Once again, something so simple but so positively impactful. Turning off the lights and air conditioning when you leave your room for the day can eliminate some serious energy consumption.
Making Your Own Travel Products
Creating your own products can be a great creative outlet, while also helping to reduce your impact. It is important to note that this is something you will have to plan and make before a trip; give yourself plenty of time to find a recipe that will work for your needs. The internet is full of DIY tutorials for creating many of your own products. These are a great way to minimise both your footprint on the environment and your bag’s weight limit. There are recipes for creating powder and bar products, which can help when packing a carry-on, so there is no need to worry about the 3oz/100ml rule.
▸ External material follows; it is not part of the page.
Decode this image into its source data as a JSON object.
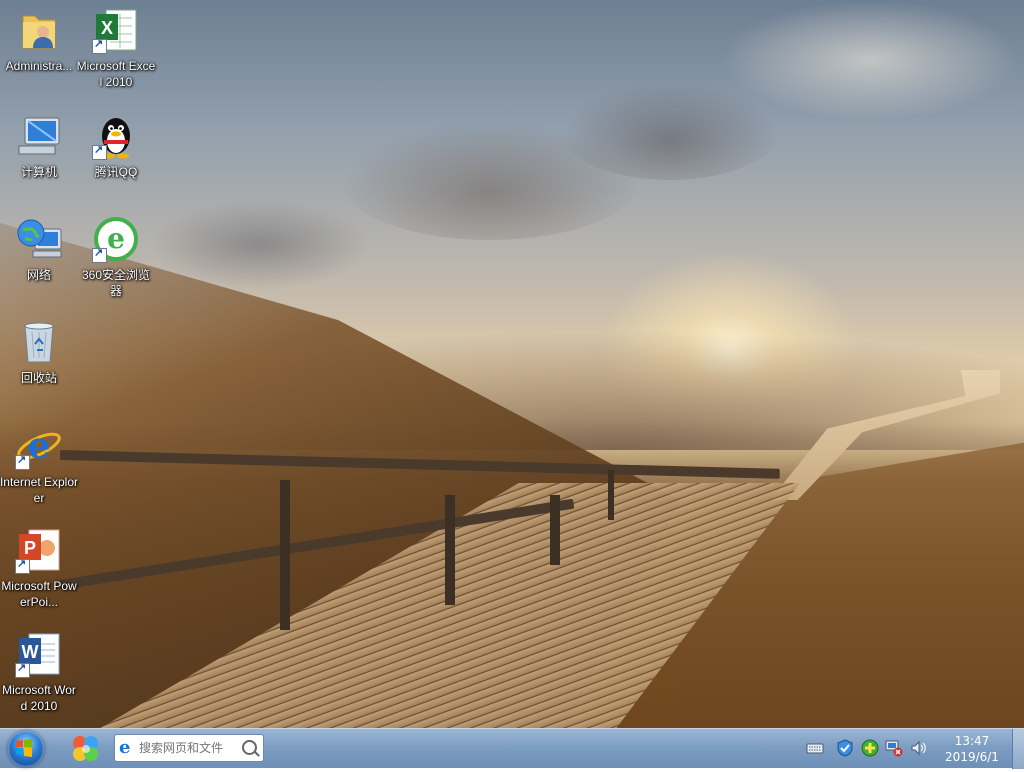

Powders and bars can also be great space savers. They are more compact and there will be very little or none left upon the return trip, meaning more room for souvenirs (sustainable ones, of course!). If making your own product isn’t in your wheelhouse but you still want to capitalise on the benefits, there are a variety of online stores that sell pre-made products. Also, you can check in your local area. Maybe there is a business nearby dedicated to the cause!
This is one that I will admit I struggle with. Limiting your meat consumption can be a great way to limit your environmental impact. This does not mean you have to give up meat completely. If you don’t feel comfortable with that, maybe just find a way to reduce it. When travelling, it’s common to want to try everything, and that is completely normal. Vegan and vegetarian menus are becoming more and more common all over the world. This could be an opportunity to order from a menu that you normally wouldn’t!
Quick Dry Towels
Quick dry towels are an amazing addition to any traveller’s collection for many reasons. They can help save you money. Some hostels or hotels will charge a fee for using towels. Bringing your own will help eliminate that. Quick dry towels will also (you guessed it) dry quickly, so there is no need to throw them into a dryer and use unnecessary energy. They are compact and take up very little space in a backpack or day bag, making them an easy switch.
Organisations and programmes like Travltalk are great ways to not only save money and meet new people, but they are great for creating less waste! By selling your gear or buying used gear, you eliminate that product becoming garbage. By joining a group of like-minded travellers on a shared excursion, you limit the amount of resources being used.
There are so many easy adjustments you can make in your everyday life to help cut down on your impact on the earth. Travel can be the perfect time to adopt new routines and make positive changes for yourself and the planet.
Zero waste is not about one person doing it perfectly, it’s about millions of people doing it imperfectly. If you aren’t ready to go vegan, that’s okay! If you aren’t ready to give up your favourite shampoo in favour of a homemade option, that’s okay! But find a way to offset that impact by choosing these alternatives. Start as small as you need to and go as big as you can. Be the change you wish to see in the world.
Are you travelling to multiple countries over the next few months? Looking to share your story and get a little extra pocket money? Apply to become a Travltalk contributor now!